One of the cornerstones of Microsoft's revamp of the Windows operating system was building app support into the Windows 8's 'Modern' user interface (previously called 'Metro'). Microsoft believed that these apps, along with the app store, would offer users new and novel ways to interact with their PC, and put the operating system on an equal footing with OS X, Android, and iOS, which also have dedicated app stores. But a report by PC management service provider Soluto suggests that Windows 8 users are shunning these apps.
The report, which is based on data collected from 10,848 Windows 8 machines and 313,142 Modern app launches across 9,634 unique apps, suggests that Windows 8 users are turning to apps, on average, 1.52 times a day. Breaking this down by type indicates that tablet users are the heaviest app users, launching them 2.71 times per day, while touch-screen notebook users launch 47 percent more apps than those on a standard notebook.
Desktop users make the least use of Modern apps.
Soluto crunched the data further, and took a closer look at those who launch fewer than one Modern app a day. Here, the company noticed that a staggering 60 percent of users launch an app less than once a day. Even when it comes to tablet users, the heaviest users of Windows 8 apps according to Soluto, 44 percent of those sometimes go a day without launching an app.
So, it seems that despite being thrown into the Start Screen, Windows 8 users are, on the whole, turning their backs on Modern apps and instead using traditional applications.
Of the apps that users run the most, nine out of 10 of them are made by Microsoft, the only exception being the Netflix app, which takes the #8 spot. This will come as worrying news to third party app developers who were hoping that Microsoft's app store will help them rake in cash.
Things are a little better when it comes to the most engaging apps. While the list continues to be dominated by Microsoft apps, we also see apps from Yahoo! and a number of game developers. At the top of the list is the Yahoo! Mail app, and in the #2 and #3 spots are two social networking apps made by Asus.
As someone who has been using Windows 8 for a long time (going back to when early builds were being leaked onto the web), I have to admit that I have mixed feelings about Modern apps. While the idea is sound, and they make sense on Windows RT tablets which can't run standard x86 apps, on desktop and notebook systems they feel very limited in what they can do. Primarily this comes down to the fact that Modern apps are forced to run in full-screen mode, which limits their use. Another problem I find is that Modern apps put style over function, and the density of the data being display on-screen is low.

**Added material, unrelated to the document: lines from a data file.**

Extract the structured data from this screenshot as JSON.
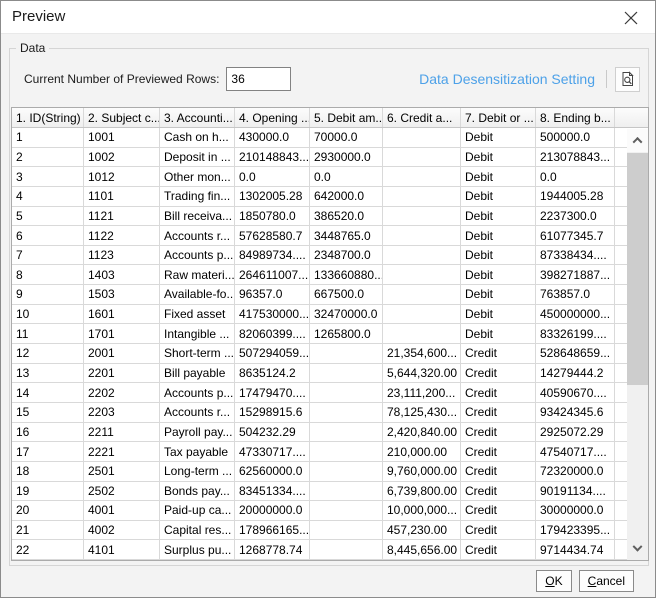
{
  "window": {
    "title": "Preview"
  },
  "groupbox_label": "Data",
  "toolbar": {
    "rows_label": "Current Number of Previewed Rows:",
    "rows_value": "36",
    "desensitization_link": "Data Desensitization Setting"
  },
  "table": {
    "headers": [
      "1. ID(String)",
      "2. Subject c...",
      "3. Accounti...",
      "4. Opening ...",
      "5. Debit am...",
      "6. Credit a...",
      "7. Debit or ...",
      "8. Ending b..."
    ],
    "rows": [
      [
        "1",
        "1001",
        "Cash on h...",
        "430000.0",
        "70000.0",
        "",
        "Debit",
        "500000.0"
      ],
      [
        "2",
        "1002",
        "Deposit in ...",
        "210148843...",
        "2930000.0",
        "",
        "Debit",
        "213078843..."
      ],
      [
        "3",
        "1012",
        "Other mon...",
        "0.0",
        "0.0",
        "",
        "Debit",
        "0.0"
      ],
      [
        "4",
        "1101",
        "Trading fin...",
        "1302005.28",
        "642000.0",
        "",
        "Debit",
        "1944005.28"
      ],
      [
        "5",
        "1121",
        "Bill receiva...",
        "1850780.0",
        "386520.0",
        "",
        "Debit",
        "2237300.0"
      ],
      [
        "6",
        "1122",
        "Accounts r...",
        "57628580.7",
        "3448765.0",
        "",
        "Debit",
        "61077345.7"
      ],
      [
        "7",
        "1123",
        "Accounts p...",
        "84989734....",
        "2348700.0",
        "",
        "Debit",
        "87338434...."
      ],
      [
        "8",
        "1403",
        "Raw materi...",
        "264611007...",
        "133660880...",
        "",
        "Debit",
        "398271887..."
      ],
      [
        "9",
        "1503",
        "Available-fo...",
        "96357.0",
        "667500.0",
        "",
        "Debit",
        "763857.0"
      ],
      [
        "10",
        "1601",
        "Fixed asset",
        "417530000...",
        "32470000.0",
        "",
        "Debit",
        "450000000..."
      ],
      [
        "11",
        "1701",
        "Intangible ...",
        "82060399....",
        "1265800.0",
        "",
        "Debit",
        "83326199...."
      ],
      [
        "12",
        "2001",
        "Short-term ...",
        "507294059...",
        "",
        "21,354,600...",
        "Credit",
        "528648659..."
      ],
      [
        "13",
        "2201",
        "Bill payable",
        "8635124.2",
        "",
        "5,644,320.00",
        "Credit",
        "14279444.2"
      ],
      [
        "14",
        "2202",
        "Accounts p...",
        "17479470....",
        "",
        "23,111,200...",
        "Credit",
        "40590670...."
      ],
      [
        "15",
        "2203",
        "Accounts r...",
        "15298915.6",
        "",
        "78,125,430...",
        "Credit",
        "93424345.6"
      ],
      [
        "16",
        "2211",
        "Payroll pay...",
        "504232.29",
        "",
        "2,420,840.00",
        "Credit",
        "2925072.29"
      ],
      [
        "17",
        "2221",
        "Tax payable",
        "47330717....",
        "",
        "210,000.00",
        "Credit",
        "47540717...."
      ],
      [
        "18",
        "2501",
        "Long-term ...",
        "62560000.0",
        "",
        "9,760,000.00",
        "Credit",
        "72320000.0"
      ],
      [
        "19",
        "2502",
        "Bonds pay...",
        "83451334....",
        "",
        "6,739,800.00",
        "Credit",
        "90191134...."
      ],
      [
        "20",
        "4001",
        "Paid-up ca...",
        "20000000.0",
        "",
        "10,000,000...",
        "Credit",
        "30000000.0"
      ],
      [
        "21",
        "4002",
        "Capital res...",
        "178966165...",
        "",
        "457,230.00",
        "Credit",
        "179423395..."
      ],
      [
        "22",
        "4101",
        "Surplus pu...",
        "1268778.74",
        "",
        "8,445,656.00",
        "Credit",
        "9714434.74"
      ]
    ]
  },
  "buttons": {
    "ok": "OK",
    "cancel": "Cancel"
  },
  "colors": {
    "link_blue": "#4da1e8",
    "header_bg": "#efefef",
    "grid_line": "#d9d9d9"
  }
}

Even in a content consumption scenario, you have to devote your entire system to one app, rather than being able to tile applications and multitask. Even simple tasks such as copying and pasting data — such as a password — from one app to another is extremely tedious.
Why bother running a Windows machine if I'm limited to one app like I am on an iPad? The biggest advantage of Windows over iOS is that it offers a powerful, functionality-rich platform. Modern apps hobble Windows, and essentially make it pointless to run Windows in the first place.